NASA's Lunar Reconnaissance Orbiter (LRO) experiences 12 "earthrises" every day, but it recently took full advantage of an opportunity to capture this image of Earth — and it's marvelous.

Normally, the LRO has its camera pointing down on to the lunar surface. But in this instance, NASA scientists had it pitch forward while approaching the moon's north pole, allowing the LROC Wide Angle Camera to capture Earth rising above Rozhdestvenskiy crater (112 miles [180 km] in diameter).

A Stunning Shot Of Our Pale Blue Dot Rising Over The Lunar Horizon

Here's a zoomed-in view of the Earth I created:

A Stunning Shot Of Our Pale Blue Dot Rising Over The Lunar Horizon

Interestingly, the picture is a color composite of several greyscale frames, which can be seen in this animation:

A Stunning Shot Of Our Pale Blue Dot Rising Over The Lunar Horizon

When processing the image, however, NASA and Arizona State University scientists chose wavelengths that match well with the human eye, so the colors are very close to true. This is what the average person might actually see. Additionally, the relative brightness of each object is correct. And as you can see, the Earth is considerably brighter compared to the moon.

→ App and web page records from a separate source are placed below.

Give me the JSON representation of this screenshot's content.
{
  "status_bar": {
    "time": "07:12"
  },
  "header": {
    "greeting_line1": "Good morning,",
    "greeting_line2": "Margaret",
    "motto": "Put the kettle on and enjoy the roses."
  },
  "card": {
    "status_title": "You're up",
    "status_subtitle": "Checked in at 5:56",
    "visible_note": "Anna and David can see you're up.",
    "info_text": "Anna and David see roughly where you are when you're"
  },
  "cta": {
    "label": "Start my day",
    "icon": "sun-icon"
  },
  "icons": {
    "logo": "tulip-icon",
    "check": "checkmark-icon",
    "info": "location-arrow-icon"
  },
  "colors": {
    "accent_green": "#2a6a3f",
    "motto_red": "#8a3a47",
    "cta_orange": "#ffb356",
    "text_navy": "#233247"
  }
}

Image Credit: NASA/Goddard/Arizona State University.

[Via NASA & Arizona State University]